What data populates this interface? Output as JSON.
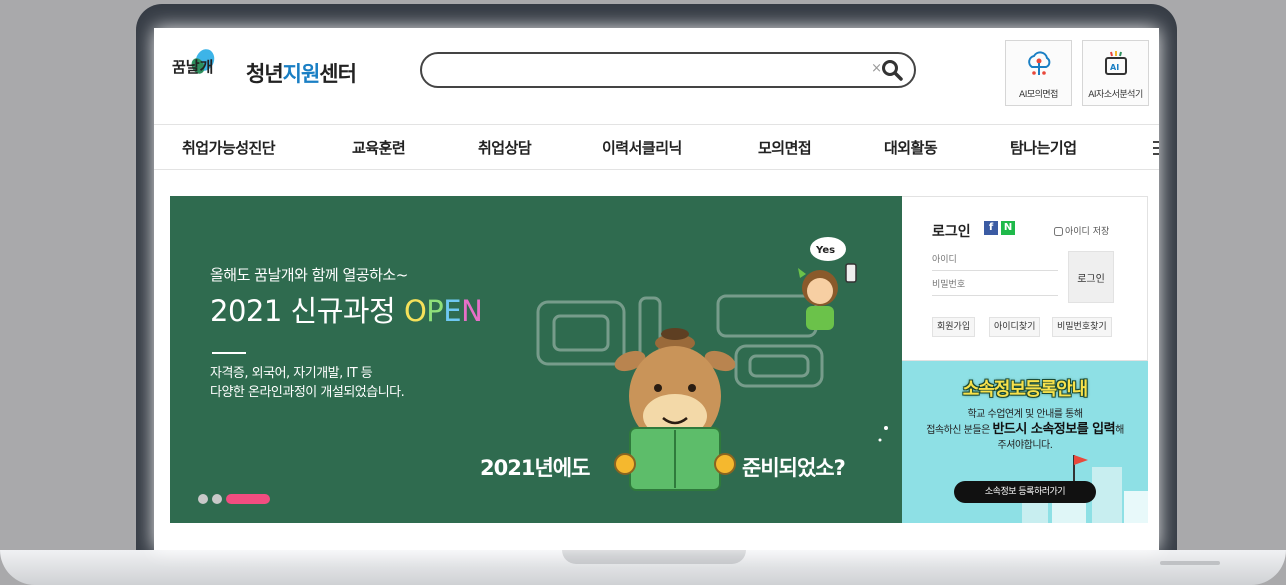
{
  "logo": {
    "mark_text": "꿈날개",
    "name_pre": "청년",
    "name_accent": "지원",
    "name_post": "센터"
  },
  "search": {
    "value": "",
    "clear_glyph": "×"
  },
  "quick_links": [
    {
      "label": "AI모의면접",
      "icon": "ai-interview-icon"
    },
    {
      "label": "AI자소서분석기",
      "icon": "ai-resume-analyzer-icon"
    }
  ],
  "nav": {
    "items": [
      "취업가능성진단",
      "교육훈련",
      "취업상담",
      "이력서클리닉",
      "모의면접",
      "대외활동",
      "탐나는기업"
    ]
  },
  "banner": {
    "subtitle": "올해도 꿈날개와 함께 열공하소~",
    "title_main": "2021 신규과정 ",
    "title_o1": "O",
    "title_o2": "P",
    "title_o3": "E",
    "title_o4": "N",
    "desc_line1": "자격증, 외국어, 자기개발, IT 등",
    "desc_line2": "다양한 온라인과정이 개설되었습니다.",
    "caption_left": "2021년에도",
    "caption_right": "준비되었소?",
    "bubble": "Yes",
    "slide_active": 3,
    "slide_count": 3
  },
  "login": {
    "title": "로그인",
    "facebook": "f",
    "naver": "N",
    "save_id": "아이디 저장",
    "id_placeholder": "아이디",
    "pw_placeholder": "비밀번호",
    "button": "로그인",
    "links": [
      "회원가입",
      "아이디찾기",
      "비밀번호찾기"
    ]
  },
  "promo": {
    "title": "소속정보등록안내",
    "line1": "학교 수업연계 및 안내를 통해",
    "line2_pre": "접속하신 분들은 ",
    "line2_bold": "반드시 소속정보를 입력",
    "line2_post": "해",
    "line3": "주셔야합니다.",
    "button": "소속정보 등록하러가기"
  },
  "colors": {
    "banner_bg": "#2f6b4f",
    "promo_bg": "#8ee0e5",
    "brand": "#1a7fc4",
    "slide_active": "#f24d80",
    "laptop_frame": "#363c45"
  }
}
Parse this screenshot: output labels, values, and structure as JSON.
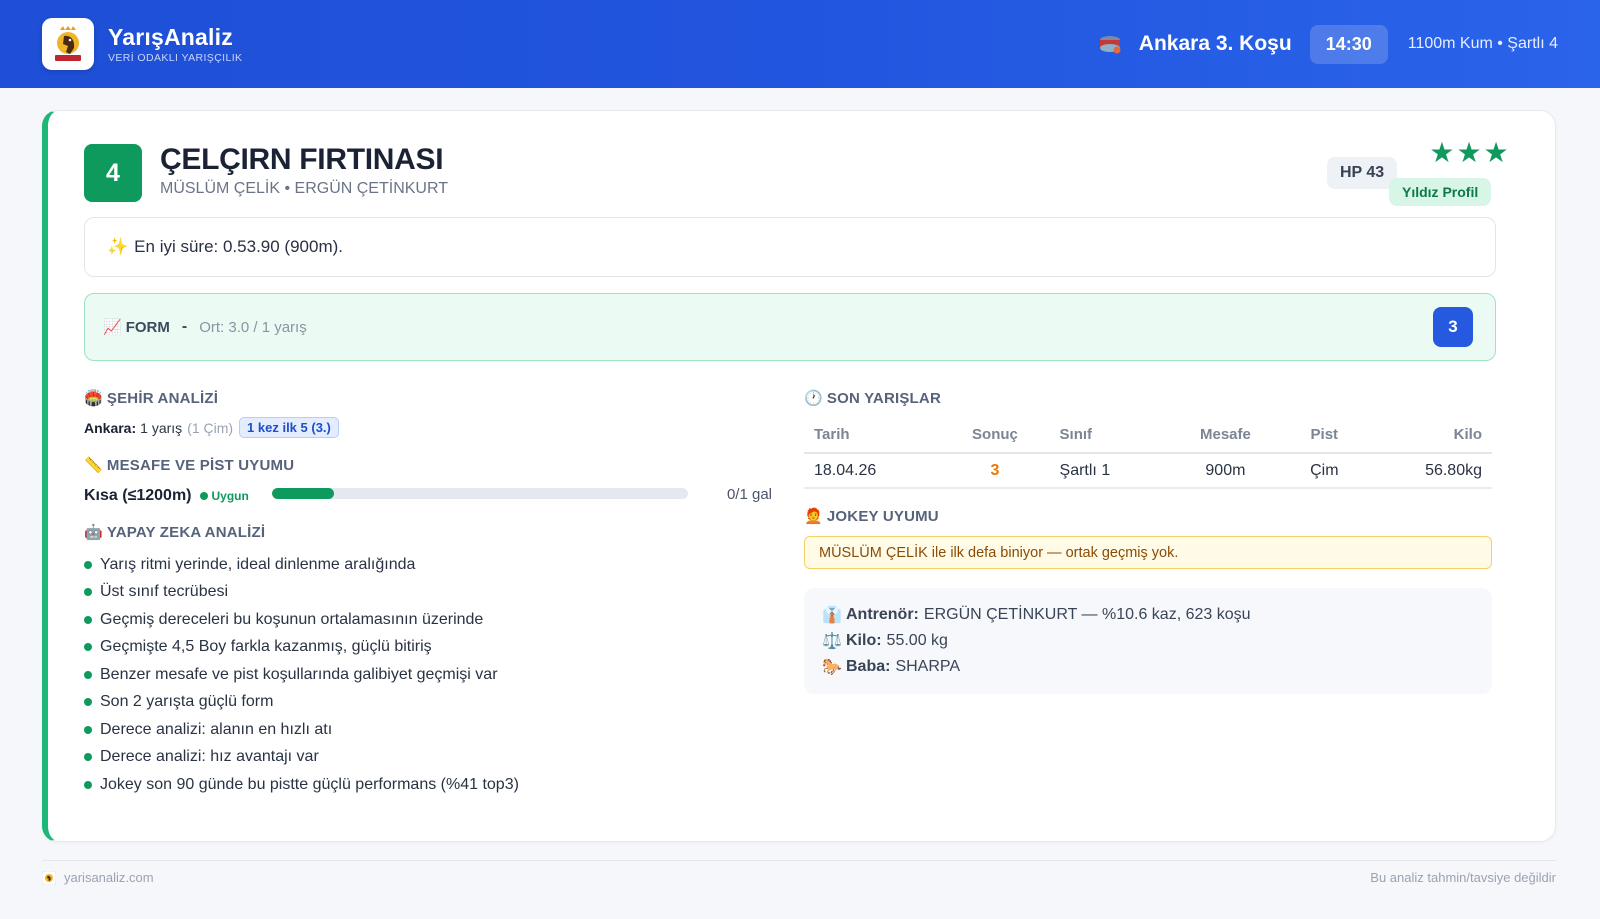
{
  "brand": {
    "name": "YarışAnaliz",
    "tagline": "VERİ ODAKLI YARIŞÇILIK",
    "logo_text": "YARIŞ ANALİZ"
  },
  "race": {
    "title": "Ankara 3. Koşu",
    "time": "14:30",
    "info": "1100m Kum • Şartlı 4"
  },
  "horse": {
    "number": "4",
    "name": "ÇELÇIRN FIRTINASI",
    "subtitle": "MÜSLÜM ÇELİK • ERGÜN ÇETİNKURT",
    "hp": "HP 43",
    "stars": "★★★",
    "star_label": "Yıldız Profil"
  },
  "best_time": "En iyi süre: 0.53.90 (900m).",
  "form": {
    "label": "FORM",
    "dash": "-",
    "avg": "Ort: 3.0 / 1 yarış",
    "score": "3"
  },
  "city": {
    "title": "ŞEHİR ANALİZİ",
    "city_name": "Ankara:",
    "count": "1 yarış",
    "surface": "(1 Çim)",
    "pill": "1 kez ilk 5 (3.)"
  },
  "distance": {
    "title": "MESAFE VE PİST UYUMU",
    "label": "Kısa (≤1200m)",
    "status": "Uygun",
    "bar_fill": 0.15,
    "value": "0/1 gal"
  },
  "ai": {
    "title": "YAPAY ZEKA ANALİZİ",
    "items": [
      "Yarış ritmi yerinde, ideal dinlenme aralığında",
      "Üst sınıf tecrübesi",
      "Geçmiş dereceleri bu koşunun ortalamasının üzerinde",
      "Geçmişte 4,5 Boy farkla kazanmış, güçlü bitiriş",
      "Benzer mesafe ve pist koşullarında galibiyet geçmişi var",
      "Son 2 yarışta güçlü form",
      "Derece analizi: alanın en hızlı atı",
      "Derece analizi: hız avantajı var",
      "Jokey son 90 günde bu pistte güçlü performans (%41 top3)"
    ]
  },
  "recent": {
    "title": "SON YARIŞLAR",
    "headers": [
      "Tarih",
      "Sonuç",
      "Sınıf",
      "Mesafe",
      "Pist",
      "Kilo"
    ],
    "rows": [
      [
        "18.04.26",
        "3",
        "Şartlı 1",
        "900m",
        "Çim",
        "56.80kg"
      ]
    ]
  },
  "jockey": {
    "title": "JOKEY UYUMU",
    "warning": "MÜSLÜM ÇELİK ile ilk defa biniyor — ortak geçmiş yok."
  },
  "details": {
    "trainer_label": "Antrenör:",
    "trainer_value": "ERGÜN ÇETİNKURT — %10.6 kaz, 623 koşu",
    "weight_label": "Kilo:",
    "weight_value": "55.00 kg",
    "sire_label": "Baba:",
    "sire_value": "SHARPA"
  },
  "footer": {
    "site": "yarisanaliz.com",
    "disclaimer": "Bu analiz tahmin/tavsiye değildir"
  },
  "colors": {
    "header": "#2255df",
    "accent_green": "#0f9a5d",
    "score_blue": "#2459e0",
    "result_orange": "#e8780c"
  }
}
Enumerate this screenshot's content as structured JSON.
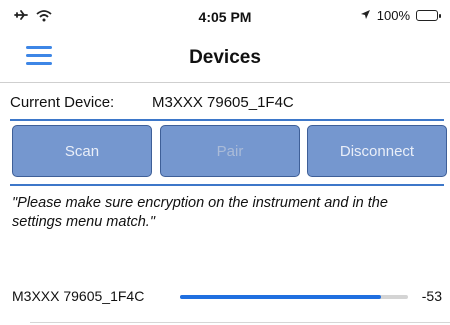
{
  "status_bar": {
    "time": "4:05 PM",
    "battery_text": "100%",
    "battery_color": "#39c53b",
    "icons": [
      "airplane-icon",
      "wifi-icon",
      "location-arrow-icon",
      "battery-icon"
    ]
  },
  "nav": {
    "title": "Devices",
    "menu_icon": "hamburger-menu-icon",
    "accent_color": "#3d86e6"
  },
  "current_device": {
    "label": "Current Device:",
    "value": "M3XXX 79605_1F4C"
  },
  "buttons": {
    "scan": "Scan",
    "pair": "Pair",
    "disconnect": "Disconnect",
    "color": "#7597cf"
  },
  "message": "\"Please make sure encryption on the instrument and in the settings menu match.\"",
  "device_list": [
    {
      "name": "M3XXX 79605_1F4C",
      "rssi": "-53",
      "signal_fraction": 0.88
    }
  ]
}
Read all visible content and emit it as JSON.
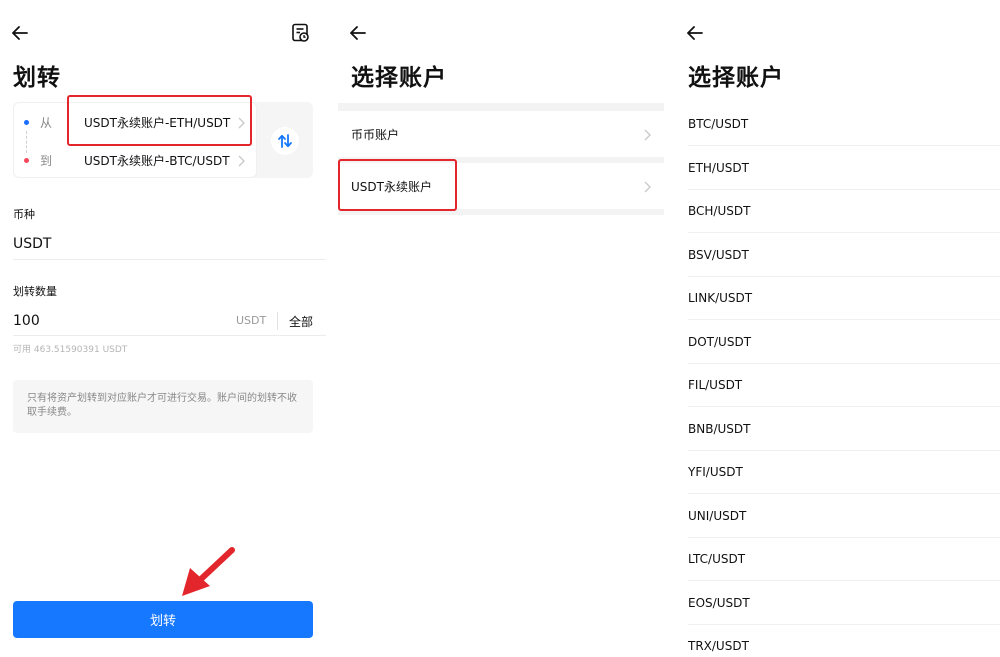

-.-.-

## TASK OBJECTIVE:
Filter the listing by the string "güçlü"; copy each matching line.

## FINISHED TASK:
      "Geçmişte 4,5 Boy farkla kazanmış, güçlü bitiriş",
      "Son 2 yarışta güçlü form",
      "Jokey son 90 günde bu pistte güçlü performans (%41 top3)"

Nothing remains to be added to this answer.